TsubakiIn my case it would be education. The students entering Japanese art universities now have fallen to a sixth of peak levels; the drop has been so dramatic. The weak economy is the biggest factor, but the there are many other factors including the view that an art graduate won't be able to get a job. The fact is however, there are many roles for art in today's society. The art I'm talking about is more like "community design". I know of a case where a woman in Tokyo who graduated from an art university went to the countryside and helped transform a town. There are many other similar examples.
The biggest strength of art students lies in their ability to actually get work done in a place and also in their ability to create things. They have the skills to communicate and to give form to expression. Graduates with degrees in economics or law don't have their level of skills. People who have graduated from art universities can draw their own illustrations, make advertising materials for the town hall, or even build a website. If a pretty girl went along to the town office and proposed a design she has in mind, the men are likely to promptly say yes. (laughs)
In that respect, I think art students, particularly female art students, have a great deal of potential to create new designs for Japanese regions. But every year, the number of students entering art universities is falling by about 10%, so I suppose that people are not fully aware of that potential. Perhaps there are not enough role models like you, Nagashima-san. Maybe we shouldn't use the words "art" or "design" but declare that the schools will "mass-produce Rikako Nagashima-san". Maybe we should have a new department called "Department for mass-producing Rikako Nagashima."
NagashimaThat sounds frightening. (laughs)
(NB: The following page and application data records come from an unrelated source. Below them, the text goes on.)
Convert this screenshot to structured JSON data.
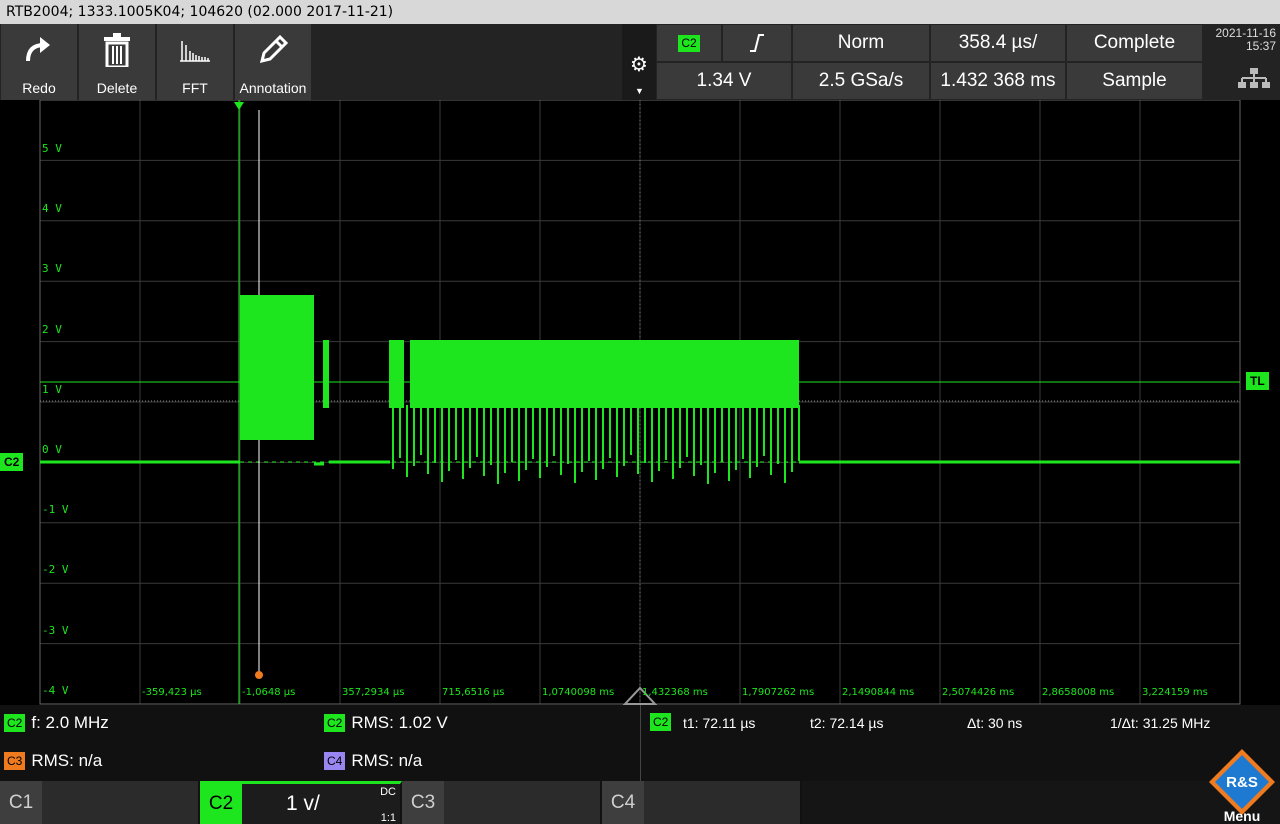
{
  "titlebar": {
    "text": "RTB2004; 1333.1005K04; 104620 (02.000 2017-11-21)"
  },
  "toolbar": {
    "buttons": [
      {
        "label": "Redo",
        "icon": "redo-icon"
      },
      {
        "label": "Delete",
        "icon": "trash-icon"
      },
      {
        "label": "FFT",
        "icon": "fft-icon"
      },
      {
        "label": "Annotation",
        "icon": "pencil-icon"
      }
    ]
  },
  "trigger": {
    "source_badge": "C2",
    "slope_symbol": "℠",
    "mode": "Norm",
    "timebase": "358.4 µs/",
    "acq_state": "Complete",
    "level": "1.34 V",
    "sample_rate": "2.5 GSa/s",
    "position": "1.432 368 ms",
    "acq_mode": "Sample"
  },
  "clock": {
    "date": "2021-11-16",
    "time": "15:37"
  },
  "plot": {
    "y_labels": [
      "5 V",
      "4 V",
      "3 V",
      "2 V",
      "1 V",
      "0 V",
      "-1 V",
      "-2 V",
      "-3 V",
      "-4 V"
    ],
    "x_labels": [
      "-359,423 µs",
      "-1,0648 µs",
      "357,2934 µs",
      "715,6516 µs",
      "1,0740098 ms",
      "1,432368 ms",
      "1,7907262 ms",
      "2,1490844 ms",
      "2,5074426 ms",
      "2,8658008 ms",
      "3,224159 ms"
    ],
    "channel_marker": "C2",
    "trigger_level_marker": "TL",
    "trace_color": "#1ee61e"
  },
  "measurements": {
    "row1": {
      "m1_badge": "C2",
      "m1_text": "f: 2.0 MHz",
      "m2_badge": "C2",
      "m2_text": "RMS: 1.02 V",
      "cursor_badge": "C2",
      "t1": "t1: 72.11 µs",
      "t2": "t2: 72.14 µs",
      "dt": "Δt: 30 ns",
      "inv_dt": "1/Δt: 31.25 MHz"
    },
    "row2": {
      "m3_badge": "C3",
      "m3_text": "RMS: n/a",
      "m4_badge": "C4",
      "m4_text": "RMS: n/a"
    }
  },
  "channels": [
    {
      "name": "C1",
      "value": "",
      "coupling": "",
      "probe": ""
    },
    {
      "name": "C2",
      "value": "1 v/",
      "coupling": "DC",
      "probe": "1:1"
    },
    {
      "name": "C3",
      "value": "",
      "coupling": "",
      "probe": ""
    },
    {
      "name": "C4",
      "value": "",
      "coupling": "",
      "probe": ""
    }
  ],
  "menu": {
    "logo_text": "R&S",
    "label": "Menu"
  },
  "colors": {
    "c2": "#1ee61e",
    "c3": "#f07a1e",
    "c4": "#9a86f0"
  }
}
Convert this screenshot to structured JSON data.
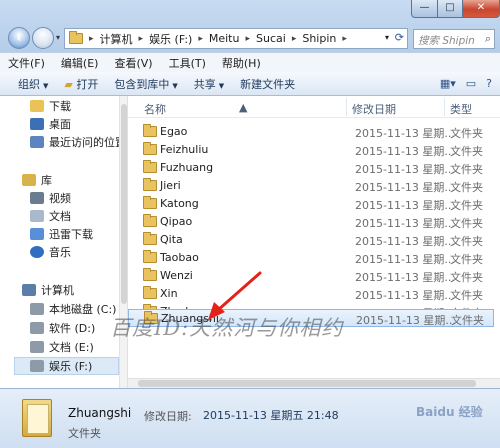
{
  "window_controls": {
    "minimize": "—",
    "maximize": "□",
    "close": "✕"
  },
  "address": {
    "crumbs": [
      "计算机",
      "娱乐 (F:)",
      "Meitu",
      "Sucai",
      "Shipin"
    ],
    "separator": "▸"
  },
  "search": {
    "placeholder": "搜索 Shipin",
    "icon": "search-icon"
  },
  "menu": [
    "文件(F)",
    "编辑(E)",
    "查看(V)",
    "工具(T)",
    "帮助(H)"
  ],
  "toolbar": {
    "organize": "组织",
    "open": "打开",
    "include_library": "包含到库中",
    "share": "共享",
    "new_folder": "新建文件夹"
  },
  "sidebar": {
    "items": [
      {
        "label": "下载",
        "icon": "downloads-icon"
      },
      {
        "label": "桌面",
        "icon": "desktop-icon"
      },
      {
        "label": "最近访问的位置",
        "icon": "recent-places-icon"
      },
      {
        "label": "库",
        "icon": "libraries-icon"
      },
      {
        "label": "视频",
        "icon": "videos-icon"
      },
      {
        "label": "文档",
        "icon": "documents-icon"
      },
      {
        "label": "迅雷下载",
        "icon": "thunder-download-icon"
      },
      {
        "label": "音乐",
        "icon": "music-icon"
      },
      {
        "label": "计算机",
        "icon": "computer-icon"
      },
      {
        "label": "本地磁盘 (C:)",
        "icon": "drive-icon"
      },
      {
        "label": "软件 (D:)",
        "icon": "drive-icon"
      },
      {
        "label": "文档 (E:)",
        "icon": "drive-icon"
      },
      {
        "label": "娱乐 (F:)",
        "icon": "drive-icon"
      }
    ]
  },
  "columns": {
    "name": "名称",
    "modified": "修改日期",
    "type": "类型"
  },
  "rows": [
    {
      "name": "Egao",
      "date": "2015-11-13 星期...",
      "type": "文件夹"
    },
    {
      "name": "Feizhuliu",
      "date": "2015-11-13 星期...",
      "type": "文件夹"
    },
    {
      "name": "Fuzhuang",
      "date": "2015-11-13 星期...",
      "type": "文件夹"
    },
    {
      "name": "Jieri",
      "date": "2015-11-13 星期...",
      "type": "文件夹"
    },
    {
      "name": "Katong",
      "date": "2015-11-13 星期...",
      "type": "文件夹"
    },
    {
      "name": "Qipao",
      "date": "2015-11-13 星期...",
      "type": "文件夹"
    },
    {
      "name": "Qita",
      "date": "2015-11-13 星期...",
      "type": "文件夹"
    },
    {
      "name": "Taobao",
      "date": "2015-11-13 星期...",
      "type": "文件夹"
    },
    {
      "name": "Wenzi",
      "date": "2015-11-13 星期...",
      "type": "文件夹"
    },
    {
      "name": "Xin",
      "date": "2015-11-13 星期...",
      "type": "文件夹"
    },
    {
      "name": "Zhedang",
      "date": "2015-11-13 星期...",
      "type": "文件夹"
    },
    {
      "name": "Zhuangshi",
      "date": "2015-11-13 星期...",
      "type": "文件夹"
    }
  ],
  "selected_row": "Zhuangshi",
  "watermark": "百度ID:天然河与你相约",
  "details": {
    "name": "Zhuangshi",
    "meta_label": "修改日期:",
    "date": "2015-11-13 星期五 21:48",
    "type": "文件夹"
  },
  "brand": "Baidu 经验",
  "colors": {
    "accent": "#8fb8e6",
    "arrow": "#e3231b",
    "folder": "#e8c35f"
  }
}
TsubakiNo, I think it's a good idea. From now on, competent people who have studied design and art should be going to the countryside. Aside from making my own artworks, I'm putting a lot of energy now into sending out the message that there are lots of opportunities in the regions.